The other side of the coin is the burgeoning growth of the art world as a global commercial enterprise. This throws up a huge amount of artworks now literally every second as social media has democratised practices and their outlets to a greater degree. So students are already met with an increasingly dizzying array of online styles and quality, which makes it important that they can make decisions, qualitative and intellectually, about what they are receiving. How these issues will pan out it’s hard to say but each will have a role in shaping and informing the content of courses. But I do hope, within these changing conditions, the cultural openness of Fine Art can be fostered in new ways.
What’s the most interesting thing you get to do in your role?
To engage with other people’s research. Whether this is student’s ongoing PhD research/practice, or working with other research groups (such as the French Reseau Peinture group with whom I have collaborated on several occasions).
How does any work you do outside the university tie in with your work at ARU?
I would say it all does. Ultimately I am dealing with the same basic problems as my research students: It is practice-based research, with its associated questions around how to proceed, what dimension to explore, where is it going, what are the findings, etc.? I’m interested, as most practitioners are, in the instinctive relationship to forming materials: the hunches, failures, detours; whether this is drafting an article, making a painting, a piece of music, a video, or whatever. Having experience in this arena can help others struggling with the same issues, particularly within the somewhat formalized conventions of the PhD.
Tell us one thing about Cambridge that other people might not know...
Well I’m afraid I have no top secret tips here. But I think, although world famous, the huge scope of the University collections in Cambridge should be taken advantage of, and hold some surprising things. One example might be, from my personal experience, the discovery of a set of ritual masks from the Temple of Artemis in Sparta (excavated in 1911) that are in the Museum of Classical Archaeology. They hadn’t been shown for years (some are now currently on display – but I had the luck to be shown the whole collection then in storage). These masks and also earlier pottery fragments are thought to be part of a sacrificial ritual that was undertaken at the temple, later encouraging the Romans to build an amphitheatre to view.

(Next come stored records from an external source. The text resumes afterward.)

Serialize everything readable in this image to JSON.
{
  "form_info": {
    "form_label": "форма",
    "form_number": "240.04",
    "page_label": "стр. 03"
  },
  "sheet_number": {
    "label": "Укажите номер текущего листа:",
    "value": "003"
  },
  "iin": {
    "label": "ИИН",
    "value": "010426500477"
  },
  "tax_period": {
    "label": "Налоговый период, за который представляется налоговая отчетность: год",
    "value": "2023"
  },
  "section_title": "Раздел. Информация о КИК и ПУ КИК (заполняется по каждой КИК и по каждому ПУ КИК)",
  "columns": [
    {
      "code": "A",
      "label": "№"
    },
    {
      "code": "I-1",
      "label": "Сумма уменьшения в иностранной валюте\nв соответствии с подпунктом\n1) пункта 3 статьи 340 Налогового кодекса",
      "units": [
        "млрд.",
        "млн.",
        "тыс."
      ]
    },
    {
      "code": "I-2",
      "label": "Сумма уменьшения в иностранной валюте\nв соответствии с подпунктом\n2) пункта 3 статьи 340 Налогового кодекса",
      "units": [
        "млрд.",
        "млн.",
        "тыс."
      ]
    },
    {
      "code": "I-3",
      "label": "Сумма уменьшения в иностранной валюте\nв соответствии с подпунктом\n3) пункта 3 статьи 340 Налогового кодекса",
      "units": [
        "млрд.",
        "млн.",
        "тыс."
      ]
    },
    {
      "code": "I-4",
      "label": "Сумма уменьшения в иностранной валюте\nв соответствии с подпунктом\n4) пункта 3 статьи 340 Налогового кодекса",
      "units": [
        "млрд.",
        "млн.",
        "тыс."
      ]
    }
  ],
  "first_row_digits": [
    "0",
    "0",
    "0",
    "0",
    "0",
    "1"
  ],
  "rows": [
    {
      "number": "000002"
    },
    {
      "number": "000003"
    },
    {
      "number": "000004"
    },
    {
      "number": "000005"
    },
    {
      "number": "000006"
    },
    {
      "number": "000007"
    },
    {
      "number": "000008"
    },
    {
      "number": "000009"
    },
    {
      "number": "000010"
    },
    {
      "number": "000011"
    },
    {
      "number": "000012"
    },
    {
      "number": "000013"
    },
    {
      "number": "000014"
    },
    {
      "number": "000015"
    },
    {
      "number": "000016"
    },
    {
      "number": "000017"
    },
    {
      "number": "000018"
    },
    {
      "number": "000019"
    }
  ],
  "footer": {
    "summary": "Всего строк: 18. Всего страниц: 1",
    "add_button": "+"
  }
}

The strange historical narratives surrounding these objects are just one example of the often astonishing exhibits within the Cambridge collections, not just Kettle’s Yard or the Fitzwilliam, that are really important to check out. Not to mention the University of Cambridge Library’s collections of rare books and illuminated manuscripts, which is also a must: some extraordinary images can be seen there.